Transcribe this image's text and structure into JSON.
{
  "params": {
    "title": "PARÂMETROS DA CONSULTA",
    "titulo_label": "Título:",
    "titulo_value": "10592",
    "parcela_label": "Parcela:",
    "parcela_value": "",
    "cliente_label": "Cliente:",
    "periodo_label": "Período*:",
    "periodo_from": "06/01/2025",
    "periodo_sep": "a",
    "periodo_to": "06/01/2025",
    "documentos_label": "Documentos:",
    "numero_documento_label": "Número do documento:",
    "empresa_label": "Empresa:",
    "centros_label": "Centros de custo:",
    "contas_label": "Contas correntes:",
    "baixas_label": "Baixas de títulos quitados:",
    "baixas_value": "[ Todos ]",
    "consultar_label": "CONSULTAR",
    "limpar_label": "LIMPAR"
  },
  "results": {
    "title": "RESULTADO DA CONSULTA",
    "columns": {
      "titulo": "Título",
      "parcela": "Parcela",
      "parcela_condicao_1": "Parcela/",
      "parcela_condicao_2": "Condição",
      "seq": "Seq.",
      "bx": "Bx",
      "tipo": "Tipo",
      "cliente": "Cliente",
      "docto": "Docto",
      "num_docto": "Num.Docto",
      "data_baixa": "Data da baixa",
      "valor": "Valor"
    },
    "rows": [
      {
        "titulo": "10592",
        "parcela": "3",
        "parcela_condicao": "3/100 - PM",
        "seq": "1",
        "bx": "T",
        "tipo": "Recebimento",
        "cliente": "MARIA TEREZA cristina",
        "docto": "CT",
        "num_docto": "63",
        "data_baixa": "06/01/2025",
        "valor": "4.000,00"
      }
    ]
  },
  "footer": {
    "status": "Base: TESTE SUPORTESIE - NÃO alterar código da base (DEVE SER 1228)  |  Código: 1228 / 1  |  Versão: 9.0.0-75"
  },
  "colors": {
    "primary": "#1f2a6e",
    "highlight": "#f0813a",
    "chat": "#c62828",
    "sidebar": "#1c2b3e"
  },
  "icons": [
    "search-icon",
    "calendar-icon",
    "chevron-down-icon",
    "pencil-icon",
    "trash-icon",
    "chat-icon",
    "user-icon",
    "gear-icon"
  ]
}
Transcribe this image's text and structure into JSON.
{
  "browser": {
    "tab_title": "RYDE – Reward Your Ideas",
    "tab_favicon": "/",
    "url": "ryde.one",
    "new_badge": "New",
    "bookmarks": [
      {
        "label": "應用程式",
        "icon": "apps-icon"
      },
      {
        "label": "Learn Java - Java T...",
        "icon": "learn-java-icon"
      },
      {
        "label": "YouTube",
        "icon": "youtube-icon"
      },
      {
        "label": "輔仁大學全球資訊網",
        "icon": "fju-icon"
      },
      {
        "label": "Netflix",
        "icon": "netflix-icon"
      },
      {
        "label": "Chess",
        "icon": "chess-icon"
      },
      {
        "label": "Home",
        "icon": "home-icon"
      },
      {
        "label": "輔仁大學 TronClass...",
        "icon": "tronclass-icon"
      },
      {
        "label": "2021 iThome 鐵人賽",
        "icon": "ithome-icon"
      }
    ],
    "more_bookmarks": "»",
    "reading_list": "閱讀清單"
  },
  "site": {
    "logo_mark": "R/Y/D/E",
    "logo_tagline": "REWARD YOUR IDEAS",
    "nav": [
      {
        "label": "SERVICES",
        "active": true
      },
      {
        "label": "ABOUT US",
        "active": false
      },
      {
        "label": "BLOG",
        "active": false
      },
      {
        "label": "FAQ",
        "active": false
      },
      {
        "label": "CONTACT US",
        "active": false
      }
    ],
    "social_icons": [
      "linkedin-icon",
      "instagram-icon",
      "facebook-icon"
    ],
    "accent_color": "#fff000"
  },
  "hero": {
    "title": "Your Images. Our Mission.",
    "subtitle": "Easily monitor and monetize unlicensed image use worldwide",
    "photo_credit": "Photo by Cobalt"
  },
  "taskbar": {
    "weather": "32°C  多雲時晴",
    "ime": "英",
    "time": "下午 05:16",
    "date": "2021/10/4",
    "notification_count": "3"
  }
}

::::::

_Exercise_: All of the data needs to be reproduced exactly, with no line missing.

_Response box_:
Transcribe this image's text and structure into JSON.
{
  "params": {
    "title": "PARÂMETROS DA CONSULTA",
    "titulo_label": "Título:",
    "titulo_value": "10592",
    "parcela_label": "Parcela:",
    "parcela_value": "",
    "cliente_label": "Cliente:",
    "periodo_label": "Período*:",
    "periodo_from": "06/01/2025",
    "periodo_sep": "a",
    "periodo_to": "06/01/2025",
    "documentos_label": "Documentos:",
    "numero_documento_label": "Número do documento:",
    "empresa_label": "Empresa:",
    "centros_label": "Centros de custo:",
    "contas_label": "Contas correntes:",
    "baixas_label": "Baixas de títulos quitados:",
    "baixas_value": "[ Todos ]",
    "consultar_label": "CONSULTAR",
    "limpar_label": "LIMPAR"
  },
  "results": {
    "title": "RESULTADO DA CONSULTA",
    "columns": {
      "titulo": "Título",
      "parcela": "Parcela",
      "parcela_condicao_1": "Parcela/",
      "parcela_condicao_2": "Condição",
      "seq": "Seq.",
      "bx": "Bx",
      "tipo": "Tipo",
      "cliente": "Cliente",
      "docto": "Docto",
      "num_docto": "Num.Docto",
      "data_baixa": "Data da baixa",
      "valor": "Valor"
    },
    "rows": [
      {
        "titulo": "10592",
        "parcela": "3",
        "parcela_condicao": "3/100 - PM",
        "seq": "1",
        "bx": "T",
        "tipo": "Recebimento",
        "cliente": "MARIA TEREZA cristina",
        "docto": "CT",
        "num_docto": "63",
        "data_baixa": "06/01/2025",
        "valor": "4.000,00"
      }
    ]
  },
  "footer": {
    "status": "Base: TESTE SUPORTESIE - NÃO alterar código da base (DEVE SER 1228)  |  Código: 1228 / 1  |  Versão: 9.0.0-75"
  },
  "colors": {
    "primary": "#1f2a6e",
    "highlight": "#f0813a",
    "chat": "#c62828",
    "sidebar": "#1c2b3e"
  },
  "icons": [
    "search-icon",
    "calendar-icon",
    "chevron-down-icon",
    "pencil-icon",
    "trash-icon",
    "chat-icon",
    "user-icon",
    "gear-icon"
  ]
}
Transcribe this image's text and structure into JSON.
{
  "browser": {
    "tab_title": "RYDE – Reward Your Ideas",
    "tab_favicon": "/",
    "url": "ryde.one",
    "new_badge": "New",
    "bookmarks": [
      {
        "label": "應用程式",
        "icon": "apps-icon"
      },
      {
        "label": "Learn Java - Java T...",
        "icon": "learn-java-icon"
      },
      {
        "label": "YouTube",
        "icon": "youtube-icon"
      },
      {
        "label": "輔仁大學全球資訊網",
        "icon": "fju-icon"
      },
      {
        "label": "Netflix",
        "icon": "netflix-icon"
      },
      {
        "label": "Chess",
        "icon": "chess-icon"
      },
      {
        "label": "Home",
        "icon": "home-icon"
      },
      {
        "label": "輔仁大學 TronClass...",
        "icon": "tronclass-icon"
      },
      {
        "label": "2021 iThome 鐵人賽",
        "icon": "ithome-icon"
      }
    ],
    "more_bookmarks": "»",
    "reading_list": "閱讀清單"
  },
  "site": {
    "logo_mark": "R/Y/D/E",
    "logo_tagline": "REWARD YOUR IDEAS",
    "nav": [
      {
        "label": "SERVICES",
        "active": true
      },
      {
        "label": "ABOUT US",
        "active": false
      },
      {
        "label": "BLOG",
        "active": false
      },
      {
        "label": "FAQ",
        "active": false
      },
      {
        "label": "CONTACT US",
        "active": false
      }
    ],
    "social_icons": [
      "linkedin-icon",
      "instagram-icon",
      "facebook-icon"
    ],
    "accent_color": "#fff000"
  },
  "hero": {
    "title": "Your Images. Our Mission.",
    "subtitle": "Easily monitor and monetize unlicensed image use worldwide",
    "photo_credit": "Photo by Cobalt"
  },
  "taskbar": {
    "weather": "32°C  多雲時晴",
    "ime": "英",
    "time": "下午 05:16",
    "date": "2021/10/4",
    "notification_count": "3"
  }
}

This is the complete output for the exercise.